I had my artist friend, Nancy Parsons, make a graphic image of The Grail. Not for any reason in particular, except for promotion opportunities and perhaps an eventual cover image. I must say, I’m delighted with the results.
Here’s the description from Chapter One:
Furtively I snatched it up, turning my back to the group at the other end of Erma’s. Close up it didn’t look all that much different than it had from a distance. Too tarnished to guess if it was real silver, but at least it wasn’t just painted tin. About a third of the way down the stem there were two plain inlaid bands, about an eighth of an inch apart, of a different metal that looked like gold but probably wasn’t. Along the top edge was an inlay of the same metal in a pattern that if you removed it, the cup would look like the parapet of a twelfth century castle. There were four carved symbols—”runes” was the word that came to mind—running down the stem, one above and three below the inlaid bands. The inside of the cup was filthy.
And the description from Kaffka, the Holy Grail, and a Woman that Reads:The Quests of Sir Kay:
“Well, at least tell me what it looks like, so I’ll recognize it when Galahad comes parading home with it.”
“It’s been a half dozen years, but I remember it pretty well. It’s not all that impressive, but it made an impression on me nevertheless. A graceful goblet, of a style I’ve not seen before. It’s made of a heavy metal like silver, but with a much duller—and much darker—sheen. The stem is thin, with two plain inlaid bands of a different metal that looked a little like gold but not really. Plus the top edge had an inlaid pattern of the same stuff. Oh, and there were runes worked into the stem. A very strange, very foreign feel.”
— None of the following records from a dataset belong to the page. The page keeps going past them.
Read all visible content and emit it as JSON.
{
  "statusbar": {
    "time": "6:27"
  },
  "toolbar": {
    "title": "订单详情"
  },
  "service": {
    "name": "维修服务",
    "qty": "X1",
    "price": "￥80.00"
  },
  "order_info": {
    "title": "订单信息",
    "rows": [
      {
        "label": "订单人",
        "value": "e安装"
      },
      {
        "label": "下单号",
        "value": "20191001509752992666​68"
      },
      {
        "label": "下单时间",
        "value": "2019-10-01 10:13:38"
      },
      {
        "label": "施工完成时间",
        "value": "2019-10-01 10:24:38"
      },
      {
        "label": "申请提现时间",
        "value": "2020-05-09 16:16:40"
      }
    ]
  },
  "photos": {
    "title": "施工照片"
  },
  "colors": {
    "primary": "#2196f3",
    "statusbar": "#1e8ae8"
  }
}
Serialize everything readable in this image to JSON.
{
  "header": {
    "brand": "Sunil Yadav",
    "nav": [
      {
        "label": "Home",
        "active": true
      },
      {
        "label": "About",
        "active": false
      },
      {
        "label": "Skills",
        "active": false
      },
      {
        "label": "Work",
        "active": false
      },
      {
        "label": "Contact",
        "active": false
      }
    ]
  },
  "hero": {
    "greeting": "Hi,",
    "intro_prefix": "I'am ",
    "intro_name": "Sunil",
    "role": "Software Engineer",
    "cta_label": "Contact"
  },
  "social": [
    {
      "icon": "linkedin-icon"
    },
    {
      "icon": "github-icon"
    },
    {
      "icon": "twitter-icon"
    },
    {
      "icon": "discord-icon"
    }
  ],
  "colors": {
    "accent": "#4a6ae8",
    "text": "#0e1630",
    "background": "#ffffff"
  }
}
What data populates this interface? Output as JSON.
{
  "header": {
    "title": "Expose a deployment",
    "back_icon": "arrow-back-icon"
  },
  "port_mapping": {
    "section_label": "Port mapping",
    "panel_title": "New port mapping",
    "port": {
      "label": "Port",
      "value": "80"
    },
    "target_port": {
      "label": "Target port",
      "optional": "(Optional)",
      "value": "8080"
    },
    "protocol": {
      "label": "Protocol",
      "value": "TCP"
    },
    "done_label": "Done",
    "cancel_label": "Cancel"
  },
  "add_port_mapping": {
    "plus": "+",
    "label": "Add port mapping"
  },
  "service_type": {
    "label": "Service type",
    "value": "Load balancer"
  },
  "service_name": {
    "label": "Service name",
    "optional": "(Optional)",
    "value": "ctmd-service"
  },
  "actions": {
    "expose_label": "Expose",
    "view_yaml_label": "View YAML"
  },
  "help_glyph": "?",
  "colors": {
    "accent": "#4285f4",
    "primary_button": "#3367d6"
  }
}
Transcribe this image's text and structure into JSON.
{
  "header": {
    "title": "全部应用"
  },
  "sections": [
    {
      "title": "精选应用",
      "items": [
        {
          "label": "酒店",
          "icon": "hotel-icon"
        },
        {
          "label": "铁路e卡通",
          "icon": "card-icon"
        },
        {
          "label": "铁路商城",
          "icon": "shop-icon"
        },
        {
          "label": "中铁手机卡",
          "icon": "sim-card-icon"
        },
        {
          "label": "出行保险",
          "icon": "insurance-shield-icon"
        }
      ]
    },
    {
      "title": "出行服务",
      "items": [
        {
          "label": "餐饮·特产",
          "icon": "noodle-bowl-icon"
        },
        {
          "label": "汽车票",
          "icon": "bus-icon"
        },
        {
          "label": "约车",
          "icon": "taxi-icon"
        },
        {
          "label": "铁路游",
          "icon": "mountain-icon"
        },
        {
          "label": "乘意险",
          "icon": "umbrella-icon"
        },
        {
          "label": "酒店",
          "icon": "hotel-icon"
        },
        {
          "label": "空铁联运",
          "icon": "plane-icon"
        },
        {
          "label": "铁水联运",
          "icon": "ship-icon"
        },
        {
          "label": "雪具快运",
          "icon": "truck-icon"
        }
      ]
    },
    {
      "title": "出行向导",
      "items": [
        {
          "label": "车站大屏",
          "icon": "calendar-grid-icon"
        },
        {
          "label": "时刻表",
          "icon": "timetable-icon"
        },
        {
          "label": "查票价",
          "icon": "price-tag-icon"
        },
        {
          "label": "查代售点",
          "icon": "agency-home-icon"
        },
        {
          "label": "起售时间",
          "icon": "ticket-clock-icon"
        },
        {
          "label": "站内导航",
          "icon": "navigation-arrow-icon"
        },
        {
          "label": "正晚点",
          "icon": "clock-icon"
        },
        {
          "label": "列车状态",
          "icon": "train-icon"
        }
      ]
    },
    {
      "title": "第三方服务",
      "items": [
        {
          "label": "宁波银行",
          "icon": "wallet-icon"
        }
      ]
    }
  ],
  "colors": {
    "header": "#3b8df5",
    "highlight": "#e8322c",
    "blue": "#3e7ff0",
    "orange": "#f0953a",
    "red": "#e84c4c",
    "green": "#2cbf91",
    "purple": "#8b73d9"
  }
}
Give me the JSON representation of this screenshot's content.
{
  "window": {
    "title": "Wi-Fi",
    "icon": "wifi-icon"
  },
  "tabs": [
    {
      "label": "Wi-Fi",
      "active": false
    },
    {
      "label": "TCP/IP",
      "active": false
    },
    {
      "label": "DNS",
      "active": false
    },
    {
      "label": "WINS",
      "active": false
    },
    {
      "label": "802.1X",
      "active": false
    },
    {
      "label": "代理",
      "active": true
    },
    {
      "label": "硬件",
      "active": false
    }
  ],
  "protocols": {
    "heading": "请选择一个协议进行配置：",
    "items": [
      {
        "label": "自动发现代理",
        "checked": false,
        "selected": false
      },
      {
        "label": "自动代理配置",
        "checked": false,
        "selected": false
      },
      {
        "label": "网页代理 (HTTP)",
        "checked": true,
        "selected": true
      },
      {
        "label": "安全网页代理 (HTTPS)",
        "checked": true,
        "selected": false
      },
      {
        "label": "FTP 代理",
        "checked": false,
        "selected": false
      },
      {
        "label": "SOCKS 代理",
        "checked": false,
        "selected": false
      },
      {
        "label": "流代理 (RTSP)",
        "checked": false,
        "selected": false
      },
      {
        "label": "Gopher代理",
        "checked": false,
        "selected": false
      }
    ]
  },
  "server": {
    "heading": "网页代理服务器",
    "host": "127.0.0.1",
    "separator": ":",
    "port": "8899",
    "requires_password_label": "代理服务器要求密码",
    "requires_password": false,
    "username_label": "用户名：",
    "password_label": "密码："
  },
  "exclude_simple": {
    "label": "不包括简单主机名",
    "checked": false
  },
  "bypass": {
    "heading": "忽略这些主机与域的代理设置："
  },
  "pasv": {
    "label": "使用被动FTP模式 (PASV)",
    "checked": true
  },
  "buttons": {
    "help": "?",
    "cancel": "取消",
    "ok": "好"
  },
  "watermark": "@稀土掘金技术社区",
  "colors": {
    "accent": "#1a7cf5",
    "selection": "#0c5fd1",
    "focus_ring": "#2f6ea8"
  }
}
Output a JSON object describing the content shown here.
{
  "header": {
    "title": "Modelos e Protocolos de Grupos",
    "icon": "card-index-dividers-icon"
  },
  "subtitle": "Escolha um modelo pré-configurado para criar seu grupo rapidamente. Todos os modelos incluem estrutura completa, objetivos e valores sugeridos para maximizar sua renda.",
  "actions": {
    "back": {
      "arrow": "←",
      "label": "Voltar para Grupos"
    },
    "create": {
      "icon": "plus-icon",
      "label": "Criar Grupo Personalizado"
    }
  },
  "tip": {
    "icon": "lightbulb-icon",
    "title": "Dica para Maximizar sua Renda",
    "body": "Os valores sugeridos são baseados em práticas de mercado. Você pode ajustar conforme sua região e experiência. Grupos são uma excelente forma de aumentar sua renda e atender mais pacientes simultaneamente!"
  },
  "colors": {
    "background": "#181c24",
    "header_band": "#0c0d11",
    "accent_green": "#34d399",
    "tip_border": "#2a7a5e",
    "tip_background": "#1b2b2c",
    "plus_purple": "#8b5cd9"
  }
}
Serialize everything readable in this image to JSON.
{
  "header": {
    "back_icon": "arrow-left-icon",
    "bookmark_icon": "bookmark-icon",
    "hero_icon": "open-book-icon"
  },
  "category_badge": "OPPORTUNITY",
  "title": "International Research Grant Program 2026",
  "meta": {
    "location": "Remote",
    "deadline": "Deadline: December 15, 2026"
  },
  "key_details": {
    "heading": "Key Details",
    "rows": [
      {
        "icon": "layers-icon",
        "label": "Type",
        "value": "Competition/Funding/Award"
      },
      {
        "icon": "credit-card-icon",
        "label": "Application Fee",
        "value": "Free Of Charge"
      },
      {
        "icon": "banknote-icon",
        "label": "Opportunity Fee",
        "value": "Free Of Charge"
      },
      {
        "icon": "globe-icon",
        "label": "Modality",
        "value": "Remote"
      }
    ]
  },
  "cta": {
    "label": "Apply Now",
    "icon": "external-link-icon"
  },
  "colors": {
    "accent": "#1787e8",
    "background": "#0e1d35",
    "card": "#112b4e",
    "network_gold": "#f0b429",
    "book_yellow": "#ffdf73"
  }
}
“Probably made on Atlantis,” I suggested, tongue firmly in cheek. “Still, I wonder how Jesus came to possess such a thing. If indeed, it was his.”
Even as I spoke, Morgan’s description tweaked a deep memory from way back in my subconscious. “You know, I’ve seen it. Merlin drank from it on occasion. I asked him about it, but he told me to mind my own business in a way that made me drop the subject. I thought his reaction a bit strange, but forgot about it and went on to more important things. Like algebra.”
And here (drum roll, please) is The Holy Grail.
The runes are actually High Elf Runes (adopted by psionic masters on Atlantis a very long time ago, I suppose). The second one down is modified to resemble a stylized cross, symbolizing the Grail’s time with Jesus. The others are:
* Saroir (eternity, passion), evocative of an alchemist’s flask and representing birth on Atlantis.
* Sarathai (world dragon). The dragon was the symbol of the Pendragon family, of which Arthur was the last king (maybe–could be another book there).
* Asur (the eternal flame). Chalice still alive and well in the world today, even after Jesus and Arthur have passed. Flaming chalice might be considered a Unitarian Universalist symbol, but that’s coincidence. Maybe.
In case you’d like to enjoy more of Nancy Parson’s work, here’s the link to her blog, Head on Down the Highway.